BEGIN Data extracts

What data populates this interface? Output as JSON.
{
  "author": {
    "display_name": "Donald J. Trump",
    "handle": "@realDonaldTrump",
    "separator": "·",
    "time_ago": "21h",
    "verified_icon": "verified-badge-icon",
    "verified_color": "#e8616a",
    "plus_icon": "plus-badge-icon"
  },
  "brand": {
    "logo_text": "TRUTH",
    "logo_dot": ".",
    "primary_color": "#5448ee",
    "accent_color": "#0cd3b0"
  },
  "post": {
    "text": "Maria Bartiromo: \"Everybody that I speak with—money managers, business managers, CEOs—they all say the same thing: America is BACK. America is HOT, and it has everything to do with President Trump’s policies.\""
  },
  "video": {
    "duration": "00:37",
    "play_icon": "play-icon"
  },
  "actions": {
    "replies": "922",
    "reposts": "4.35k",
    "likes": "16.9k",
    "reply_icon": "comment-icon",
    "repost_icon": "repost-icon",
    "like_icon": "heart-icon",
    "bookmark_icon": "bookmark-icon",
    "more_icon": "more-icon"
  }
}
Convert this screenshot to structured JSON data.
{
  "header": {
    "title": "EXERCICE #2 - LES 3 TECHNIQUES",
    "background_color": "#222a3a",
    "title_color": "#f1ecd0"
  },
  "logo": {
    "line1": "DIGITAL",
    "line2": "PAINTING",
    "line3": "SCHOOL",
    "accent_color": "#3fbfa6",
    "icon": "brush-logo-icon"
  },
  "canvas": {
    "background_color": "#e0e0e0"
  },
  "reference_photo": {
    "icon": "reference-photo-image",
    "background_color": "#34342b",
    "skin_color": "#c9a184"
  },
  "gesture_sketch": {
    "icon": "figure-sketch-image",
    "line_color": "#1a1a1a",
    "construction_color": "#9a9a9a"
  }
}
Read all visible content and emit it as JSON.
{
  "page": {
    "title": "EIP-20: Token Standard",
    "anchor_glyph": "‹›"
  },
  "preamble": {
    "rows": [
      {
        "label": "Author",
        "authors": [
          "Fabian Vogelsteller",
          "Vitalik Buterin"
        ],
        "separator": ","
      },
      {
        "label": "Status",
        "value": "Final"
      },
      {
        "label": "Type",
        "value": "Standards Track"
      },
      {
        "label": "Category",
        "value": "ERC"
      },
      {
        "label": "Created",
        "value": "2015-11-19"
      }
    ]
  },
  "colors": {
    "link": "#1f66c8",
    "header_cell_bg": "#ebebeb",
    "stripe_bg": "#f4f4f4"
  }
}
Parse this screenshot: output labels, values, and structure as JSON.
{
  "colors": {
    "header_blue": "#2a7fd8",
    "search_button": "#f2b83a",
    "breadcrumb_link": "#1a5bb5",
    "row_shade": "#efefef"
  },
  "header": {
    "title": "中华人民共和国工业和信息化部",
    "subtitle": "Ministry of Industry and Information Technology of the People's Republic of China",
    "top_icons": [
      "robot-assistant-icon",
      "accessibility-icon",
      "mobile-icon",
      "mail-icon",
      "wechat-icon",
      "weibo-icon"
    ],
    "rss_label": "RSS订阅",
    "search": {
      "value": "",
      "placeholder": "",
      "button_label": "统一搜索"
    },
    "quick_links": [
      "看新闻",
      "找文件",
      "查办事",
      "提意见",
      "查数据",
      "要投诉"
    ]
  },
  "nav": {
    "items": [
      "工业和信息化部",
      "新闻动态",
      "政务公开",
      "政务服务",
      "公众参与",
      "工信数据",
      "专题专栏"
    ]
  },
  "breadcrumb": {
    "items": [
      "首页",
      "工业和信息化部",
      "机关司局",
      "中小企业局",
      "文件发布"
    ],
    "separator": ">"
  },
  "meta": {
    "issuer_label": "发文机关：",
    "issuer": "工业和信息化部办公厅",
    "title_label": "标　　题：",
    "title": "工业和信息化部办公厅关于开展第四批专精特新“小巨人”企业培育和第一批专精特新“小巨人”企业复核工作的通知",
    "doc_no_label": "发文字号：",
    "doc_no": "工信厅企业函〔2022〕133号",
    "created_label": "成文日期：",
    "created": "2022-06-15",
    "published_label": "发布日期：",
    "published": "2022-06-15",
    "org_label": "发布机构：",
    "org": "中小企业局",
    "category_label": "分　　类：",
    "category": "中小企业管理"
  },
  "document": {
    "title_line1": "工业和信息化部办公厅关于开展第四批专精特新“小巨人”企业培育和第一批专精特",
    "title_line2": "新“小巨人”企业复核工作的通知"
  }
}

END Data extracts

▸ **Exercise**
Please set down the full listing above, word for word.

▸ **Result below**
What data populates this interface? Output as JSON.
{
  "author": {
    "display_name": "Donald J. Trump",
    "handle": "@realDonaldTrump",
    "separator": "·",
    "time_ago": "21h",
    "verified_icon": "verified-badge-icon",
    "verified_color": "#e8616a",
    "plus_icon": "plus-badge-icon"
  },
  "brand": {
    "logo_text": "TRUTH",
    "logo_dot": ".",
    "primary_color": "#5448ee",
    "accent_color": "#0cd3b0"
  },
  "post": {
    "text": "Maria Bartiromo: \"Everybody that I speak with—money managers, business managers, CEOs—they all say the same thing: America is BACK. America is HOT, and it has everything to do with President Trump’s policies.\""
  },
  "video": {
    "duration": "00:37",
    "play_icon": "play-icon"
  },
  "actions": {
    "replies": "922",
    "reposts": "4.35k",
    "likes": "16.9k",
    "reply_icon": "comment-icon",
    "repost_icon": "repost-icon",
    "like_icon": "heart-icon",
    "bookmark_icon": "bookmark-icon",
    "more_icon": "more-icon"
  }
}
Convert this screenshot to structured JSON data.
{
  "header": {
    "title": "EXERCICE #2 - LES 3 TECHNIQUES",
    "background_color": "#222a3a",
    "title_color": "#f1ecd0"
  },
  "logo": {
    "line1": "DIGITAL",
    "line2": "PAINTING",
    "line3": "SCHOOL",
    "accent_color": "#3fbfa6",
    "icon": "brush-logo-icon"
  },
  "canvas": {
    "background_color": "#e0e0e0"
  },
  "reference_photo": {
    "icon": "reference-photo-image",
    "background_color": "#34342b",
    "skin_color": "#c9a184"
  },
  "gesture_sketch": {
    "icon": "figure-sketch-image",
    "line_color": "#1a1a1a",
    "construction_color": "#9a9a9a"
  }
}
Read all visible content and emit it as JSON.
{
  "page": {
    "title": "EIP-20: Token Standard",
    "anchor_glyph": "‹›"
  },
  "preamble": {
    "rows": [
      {
        "label": "Author",
        "authors": [
          "Fabian Vogelsteller",
          "Vitalik Buterin"
        ],
        "separator": ","
      },
      {
        "label": "Status",
        "value": "Final"
      },
      {
        "label": "Type",
        "value": "Standards Track"
      },
      {
        "label": "Category",
        "value": "ERC"
      },
      {
        "label": "Created",
        "value": "2015-11-19"
      }
    ]
  },
  "colors": {
    "link": "#1f66c8",
    "header_cell_bg": "#ebebeb",
    "stripe_bg": "#f4f4f4"
  }
}
Parse this screenshot: output labels, values, and structure as JSON.
{
  "colors": {
    "header_blue": "#2a7fd8",
    "search_button": "#f2b83a",
    "breadcrumb_link": "#1a5bb5",
    "row_shade": "#efefef"
  },
  "header": {
    "title": "中华人民共和国工业和信息化部",
    "subtitle": "Ministry of Industry and Information Technology of the People's Republic of China",
    "top_icons": [
      "robot-assistant-icon",
      "accessibility-icon",
      "mobile-icon",
      "mail-icon",
      "wechat-icon",
      "weibo-icon"
    ],
    "rss_label": "RSS订阅",
    "search": {
      "value": "",
      "placeholder": "",
      "button_label": "统一搜索"
    },
    "quick_links": [
      "看新闻",
      "找文件",
      "查办事",
      "提意见",
      "查数据",
      "要投诉"
    ]
  },
  "nav": {
    "items": [
      "工业和信息化部",
      "新闻动态",
      "政务公开",
      "政务服务",
      "公众参与",
      "工信数据",
      "专题专栏"
    ]
  },
  "breadcrumb": {
    "items": [
      "首页",
      "工业和信息化部",
      "机关司局",
      "中小企业局",
      "文件发布"
    ],
    "separator": ">"
  },
  "meta": {
    "issuer_label": "发文机关：",
    "issuer": "工业和信息化部办公厅",
    "title_label": "标　　题：",
    "title": "工业和信息化部办公厅关于开展第四批专精特新“小巨人”企业培育和第一批专精特新“小巨人”企业复核工作的通知",
    "doc_no_label": "发文字号：",
    "doc_no": "工信厅企业函〔2022〕133号",
    "created_label": "成文日期：",
    "created": "2022-06-15",
    "published_label": "发布日期：",
    "published": "2022-06-15",
    "org_label": "发布机构：",
    "org": "中小企业局",
    "category_label": "分　　类：",
    "category": "中小企业管理"
  },
  "document": {
    "title_line1": "工业和信息化部办公厅关于开展第四批专精特新“小巨人”企业培育和第一批专精特",
    "title_line2": "新“小巨人”企业复核工作的通知"
  }
}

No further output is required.